■ WHAT YOU SHOULD DO ■
The entries below must be retyped exactly. Pictures are to be omitted.

■ RECORDS TO USE ■
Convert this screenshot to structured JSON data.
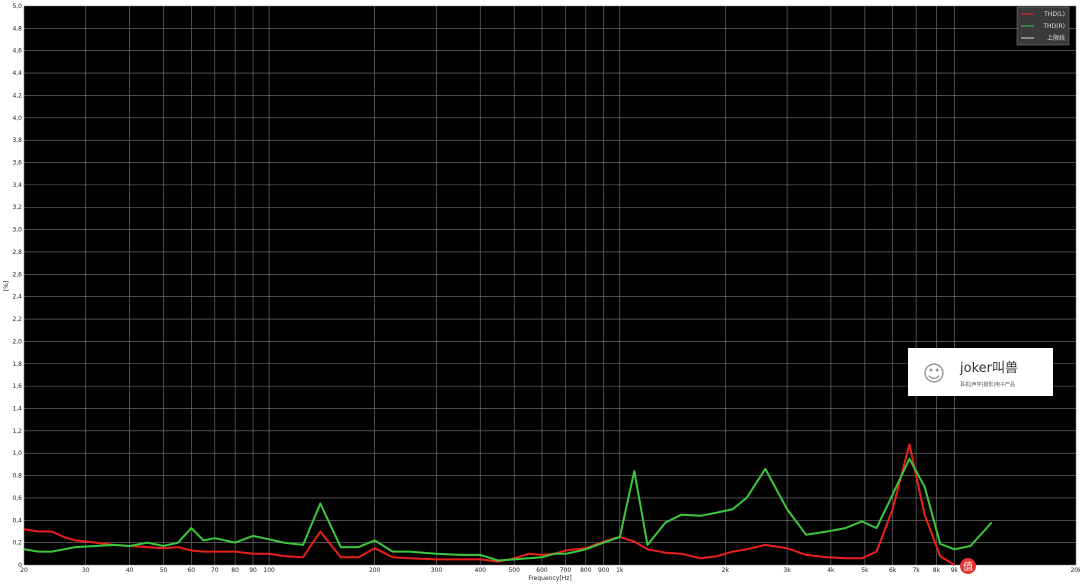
{
  "chart_data": {
    "type": "line",
    "xlabel": "Frequency[Hz]",
    "ylabel": "[%]",
    "xscale": "log",
    "xlim": [
      20,
      20000
    ],
    "ylim": [
      0,
      5
    ],
    "grid": true,
    "legend_position": "top-right",
    "background": "#000000",
    "y_ticks": [
      "0",
      "0,2",
      "0,4",
      "0,6",
      "0,8",
      "1,0",
      "1,2",
      "1,4",
      "1,6",
      "1,8",
      "2,0",
      "2,2",
      "2,4",
      "2,6",
      "2,8",
      "3,0",
      "3,2",
      "3,4",
      "3,6",
      "3,8",
      "4,0",
      "4,2",
      "4,4",
      "4,6",
      "4,8",
      "5,0"
    ],
    "x_ticks": [
      {
        "value": 20,
        "label": "20"
      },
      {
        "value": 30,
        "label": "30"
      },
      {
        "value": 40,
        "label": "40"
      },
      {
        "value": 50,
        "label": "50"
      },
      {
        "value": 60,
        "label": "60"
      },
      {
        "value": 70,
        "label": "70"
      },
      {
        "value": 80,
        "label": "80"
      },
      {
        "value": 90,
        "label": "90"
      },
      {
        "value": 100,
        "label": "100"
      },
      {
        "value": 200,
        "label": "200"
      },
      {
        "value": 300,
        "label": "300"
      },
      {
        "value": 400,
        "label": "400"
      },
      {
        "value": 500,
        "label": "500"
      },
      {
        "value": 600,
        "label": "600"
      },
      {
        "value": 700,
        "label": "700"
      },
      {
        "value": 800,
        "label": "800"
      },
      {
        "value": 900,
        "label": "900"
      },
      {
        "value": 1000,
        "label": "1k"
      },
      {
        "value": 2000,
        "label": "2k"
      },
      {
        "value": 3000,
        "label": "3k"
      },
      {
        "value": 4000,
        "label": "4k"
      },
      {
        "value": 5000,
        "label": "5k"
      },
      {
        "value": 6000,
        "label": "6k"
      },
      {
        "value": 7000,
        "label": "7k"
      },
      {
        "value": 8000,
        "label": "8k"
      },
      {
        "value": 9000,
        "label": "9k"
      },
      {
        "value": 20000,
        "label": "20k"
      }
    ],
    "series": [
      {
        "name": "THD(L)",
        "color": "#e8201c",
        "points": [
          [
            20,
            0.32
          ],
          [
            22,
            0.3
          ],
          [
            24,
            0.3
          ],
          [
            26,
            0.25
          ],
          [
            28,
            0.22
          ],
          [
            32,
            0.2
          ],
          [
            36,
            0.18
          ],
          [
            40,
            0.17
          ],
          [
            45,
            0.16
          ],
          [
            50,
            0.15
          ],
          [
            55,
            0.16
          ],
          [
            60,
            0.13
          ],
          [
            65,
            0.12
          ],
          [
            70,
            0.12
          ],
          [
            80,
            0.12
          ],
          [
            90,
            0.1
          ],
          [
            100,
            0.1
          ],
          [
            110,
            0.08
          ],
          [
            125,
            0.07
          ],
          [
            140,
            0.3
          ],
          [
            160,
            0.07
          ],
          [
            180,
            0.07
          ],
          [
            200,
            0.15
          ],
          [
            225,
            0.07
          ],
          [
            250,
            0.06
          ],
          [
            300,
            0.05
          ],
          [
            350,
            0.05
          ],
          [
            400,
            0.05
          ],
          [
            450,
            0.03
          ],
          [
            500,
            0.06
          ],
          [
            550,
            0.1
          ],
          [
            600,
            0.09
          ],
          [
            650,
            0.1
          ],
          [
            700,
            0.13
          ],
          [
            750,
            0.14
          ],
          [
            800,
            0.15
          ],
          [
            900,
            0.21
          ],
          [
            1000,
            0.25
          ],
          [
            1100,
            0.21
          ],
          [
            1200,
            0.14
          ],
          [
            1350,
            0.11
          ],
          [
            1500,
            0.1
          ],
          [
            1700,
            0.06
          ],
          [
            1900,
            0.08
          ],
          [
            2100,
            0.12
          ],
          [
            2300,
            0.14
          ],
          [
            2600,
            0.18
          ],
          [
            3000,
            0.15
          ],
          [
            3400,
            0.09
          ],
          [
            3900,
            0.07
          ],
          [
            4400,
            0.06
          ],
          [
            4900,
            0.06
          ],
          [
            5400,
            0.12
          ],
          [
            6000,
            0.5
          ],
          [
            6700,
            1.08
          ],
          [
            7400,
            0.45
          ],
          [
            8200,
            0.08
          ],
          [
            9000,
            0.0
          ]
        ]
      },
      {
        "name": "THD(R)",
        "color": "#3cc83c",
        "points": [
          [
            20,
            0.14
          ],
          [
            22,
            0.12
          ],
          [
            24,
            0.12
          ],
          [
            26,
            0.14
          ],
          [
            28,
            0.16
          ],
          [
            32,
            0.17
          ],
          [
            36,
            0.18
          ],
          [
            40,
            0.17
          ],
          [
            45,
            0.2
          ],
          [
            50,
            0.17
          ],
          [
            55,
            0.2
          ],
          [
            60,
            0.33
          ],
          [
            65,
            0.22
          ],
          [
            70,
            0.24
          ],
          [
            80,
            0.2
          ],
          [
            90,
            0.26
          ],
          [
            100,
            0.23
          ],
          [
            110,
            0.2
          ],
          [
            125,
            0.18
          ],
          [
            140,
            0.55
          ],
          [
            160,
            0.16
          ],
          [
            180,
            0.16
          ],
          [
            200,
            0.22
          ],
          [
            225,
            0.12
          ],
          [
            250,
            0.12
          ],
          [
            300,
            0.1
          ],
          [
            350,
            0.09
          ],
          [
            400,
            0.09
          ],
          [
            450,
            0.04
          ],
          [
            500,
            0.05
          ],
          [
            550,
            0.06
          ],
          [
            600,
            0.07
          ],
          [
            650,
            0.1
          ],
          [
            700,
            0.1
          ],
          [
            750,
            0.12
          ],
          [
            800,
            0.14
          ],
          [
            900,
            0.2
          ],
          [
            1000,
            0.25
          ],
          [
            1100,
            0.84
          ],
          [
            1200,
            0.18
          ],
          [
            1350,
            0.38
          ],
          [
            1500,
            0.45
          ],
          [
            1700,
            0.44
          ],
          [
            1900,
            0.47
          ],
          [
            2100,
            0.5
          ],
          [
            2300,
            0.6
          ],
          [
            2600,
            0.86
          ],
          [
            3000,
            0.5
          ],
          [
            3400,
            0.27
          ],
          [
            3900,
            0.3
          ],
          [
            4400,
            0.33
          ],
          [
            4900,
            0.39
          ],
          [
            5400,
            0.33
          ],
          [
            6000,
            0.63
          ],
          [
            6700,
            0.95
          ],
          [
            7400,
            0.7
          ],
          [
            8200,
            0.19
          ],
          [
            9000,
            0.14
          ],
          [
            10000,
            0.17
          ],
          [
            11500,
            0.38
          ]
        ]
      }
    ]
  },
  "legend": {
    "items": [
      {
        "label": "THD(L)",
        "color": "#e8201c"
      },
      {
        "label": "THD(R)",
        "color": "#3cc83c"
      },
      {
        "label": "上限线",
        "color": "#dddddd"
      }
    ]
  },
  "watermark": {
    "name": "joker叫兽",
    "subtitle": "耳机|声学|摄影|电子产品"
  }
}
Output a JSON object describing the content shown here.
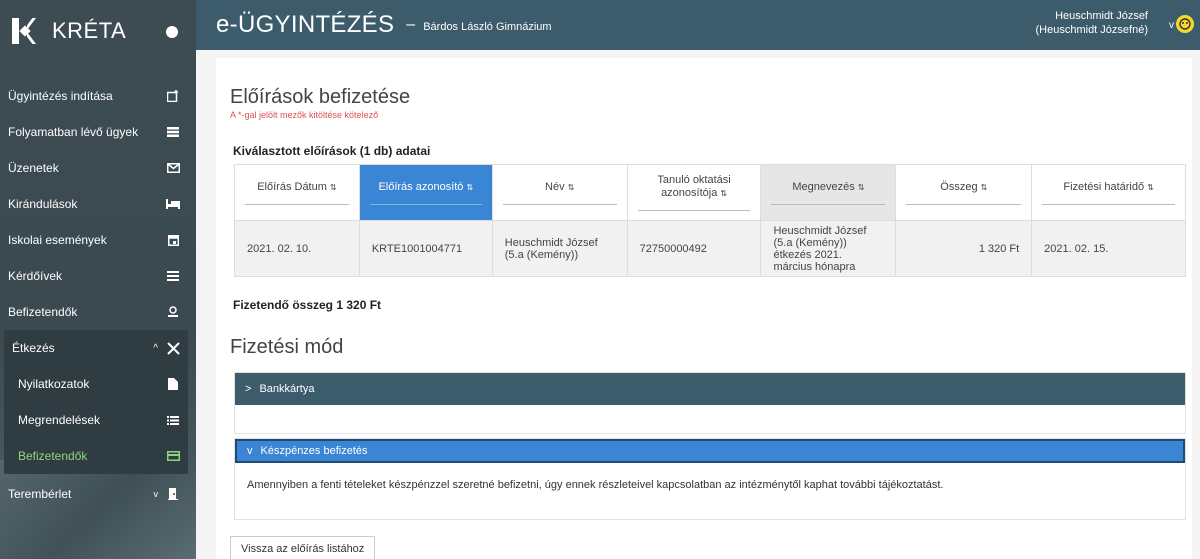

■ REPLY TO THE TASK ■
Convert this screenshot to structured JSON data.
{
  "chart_data": {
    "type": "line",
    "xlabel": "Frequency[Hz]",
    "ylabel": "[%]",
    "xscale": "log",
    "xlim": [
      20,
      20000
    ],
    "ylim": [
      0,
      5
    ],
    "grid": true,
    "legend_position": "top-right",
    "background": "#000000",
    "y_ticks": [
      "0",
      "0,2",
      "0,4",
      "0,6",
      "0,8",
      "1,0",
      "1,2",
      "1,4",
      "1,6",
      "1,8",
      "2,0",
      "2,2",
      "2,4",
      "2,6",
      "2,8",
      "3,0",
      "3,2",
      "3,4",
      "3,6",
      "3,8",
      "4,0",
      "4,2",
      "4,4",
      "4,6",
      "4,8",
      "5,0"
    ],
    "x_ticks": [
      {
        "value": 20,
        "label": "20"
      },
      {
        "value": 30,
        "label": "30"
      },
      {
        "value": 40,
        "label": "40"
      },
      {
        "value": 50,
        "label": "50"
      },
      {
        "value": 60,
        "label": "60"
      },
      {
        "value": 70,
        "label": "70"
      },
      {
        "value": 80,
        "label": "80"
      },
      {
        "value": 90,
        "label": "90"
      },
      {
        "value": 100,
        "label": "100"
      },
      {
        "value": 200,
        "label": "200"
      },
      {
        "value": 300,
        "label": "300"
      },
      {
        "value": 400,
        "label": "400"
      },
      {
        "value": 500,
        "label": "500"
      },
      {
        "value": 600,
        "label": "600"
      },
      {
        "value": 700,
        "label": "700"
      },
      {
        "value": 800,
        "label": "800"
      },
      {
        "value": 900,
        "label": "900"
      },
      {
        "value": 1000,
        "label": "1k"
      },
      {
        "value": 2000,
        "label": "2k"
      },
      {
        "value": 3000,
        "label": "3k"
      },
      {
        "value": 4000,
        "label": "4k"
      },
      {
        "value": 5000,
        "label": "5k"
      },
      {
        "value": 6000,
        "label": "6k"
      },
      {
        "value": 7000,
        "label": "7k"
      },
      {
        "value": 8000,
        "label": "8k"
      },
      {
        "value": 9000,
        "label": "9k"
      },
      {
        "value": 20000,
        "label": "20k"
      }
    ],
    "series": [
      {
        "name": "THD(L)",
        "color": "#e8201c",
        "points": [
          [
            20,
            0.32
          ],
          [
            22,
            0.3
          ],
          [
            24,
            0.3
          ],
          [
            26,
            0.25
          ],
          [
            28,
            0.22
          ],
          [
            32,
            0.2
          ],
          [
            36,
            0.18
          ],
          [
            40,
            0.17
          ],
          [
            45,
            0.16
          ],
          [
            50,
            0.15
          ],
          [
            55,
            0.16
          ],
          [
            60,
            0.13
          ],
          [
            65,
            0.12
          ],
          [
            70,
            0.12
          ],
          [
            80,
            0.12
          ],
          [
            90,
            0.1
          ],
          [
            100,
            0.1
          ],
          [
            110,
            0.08
          ],
          [
            125,
            0.07
          ],
          [
            140,
            0.3
          ],
          [
            160,
            0.07
          ],
          [
            180,
            0.07
          ],
          [
            200,
            0.15
          ],
          [
            225,
            0.07
          ],
          [
            250,
            0.06
          ],
          [
            300,
            0.05
          ],
          [
            350,
            0.05
          ],
          [
            400,
            0.05
          ],
          [
            450,
            0.03
          ],
          [
            500,
            0.06
          ],
          [
            550,
            0.1
          ],
          [
            600,
            0.09
          ],
          [
            650,
            0.1
          ],
          [
            700,
            0.13
          ],
          [
            750,
            0.14
          ],
          [
            800,
            0.15
          ],
          [
            900,
            0.21
          ],
          [
            1000,
            0.25
          ],
          [
            1100,
            0.21
          ],
          [
            1200,
            0.14
          ],
          [
            1350,
            0.11
          ],
          [
            1500,
            0.1
          ],
          [
            1700,
            0.06
          ],
          [
            1900,
            0.08
          ],
          [
            2100,
            0.12
          ],
          [
            2300,
            0.14
          ],
          [
            2600,
            0.18
          ],
          [
            3000,
            0.15
          ],
          [
            3400,
            0.09
          ],
          [
            3900,
            0.07
          ],
          [
            4400,
            0.06
          ],
          [
            4900,
            0.06
          ],
          [
            5400,
            0.12
          ],
          [
            6000,
            0.5
          ],
          [
            6700,
            1.08
          ],
          [
            7400,
            0.45
          ],
          [
            8200,
            0.08
          ],
          [
            9000,
            0.0
          ]
        ]
      },
      {
        "name": "THD(R)",
        "color": "#3cc83c",
        "points": [
          [
            20,
            0.14
          ],
          [
            22,
            0.12
          ],
          [
            24,
            0.12
          ],
          [
            26,
            0.14
          ],
          [
            28,
            0.16
          ],
          [
            32,
            0.17
          ],
          [
            36,
            0.18
          ],
          [
            40,
            0.17
          ],
          [
            45,
            0.2
          ],
          [
            50,
            0.17
          ],
          [
            55,
            0.2
          ],
          [
            60,
            0.33
          ],
          [
            65,
            0.22
          ],
          [
            70,
            0.24
          ],
          [
            80,
            0.2
          ],
          [
            90,
            0.26
          ],
          [
            100,
            0.23
          ],
          [
            110,
            0.2
          ],
          [
            125,
            0.18
          ],
          [
            140,
            0.55
          ],
          [
            160,
            0.16
          ],
          [
            180,
            0.16
          ],
          [
            200,
            0.22
          ],
          [
            225,
            0.12
          ],
          [
            250,
            0.12
          ],
          [
            300,
            0.1
          ],
          [
            350,
            0.09
          ],
          [
            400,
            0.09
          ],
          [
            450,
            0.04
          ],
          [
            500,
            0.05
          ],
          [
            550,
            0.06
          ],
          [
            600,
            0.07
          ],
          [
            650,
            0.1
          ],
          [
            700,
            0.1
          ],
          [
            750,
            0.12
          ],
          [
            800,
            0.14
          ],
          [
            900,
            0.2
          ],
          [
            1000,
            0.25
          ],
          [
            1100,
            0.84
          ],
          [
            1200,
            0.18
          ],
          [
            1350,
            0.38
          ],
          [
            1500,
            0.45
          ],
          [
            1700,
            0.44
          ],
          [
            1900,
            0.47
          ],
          [
            2100,
            0.5
          ],
          [
            2300,
            0.6
          ],
          [
            2600,
            0.86
          ],
          [
            3000,
            0.5
          ],
          [
            3400,
            0.27
          ],
          [
            3900,
            0.3
          ],
          [
            4400,
            0.33
          ],
          [
            4900,
            0.39
          ],
          [
            5400,
            0.33
          ],
          [
            6000,
            0.63
          ],
          [
            6700,
            0.95
          ],
          [
            7400,
            0.7
          ],
          [
            8200,
            0.19
          ],
          [
            9000,
            0.14
          ],
          [
            10000,
            0.17
          ],
          [
            11500,
            0.38
          ]
        ]
      }
    ]
  },
  "legend": {
    "items": [
      {
        "label": "THD(L)",
        "color": "#e8201c"
      },
      {
        "label": "THD(R)",
        "color": "#3cc83c"
      },
      {
        "label": "上限线",
        "color": "#dddddd"
      }
    ]
  },
  "watermark": {
    "name": "joker叫兽",
    "subtitle": "耳机|声学|摄影|电子产品"
  }
}
Output a JSON object describing the content shown here.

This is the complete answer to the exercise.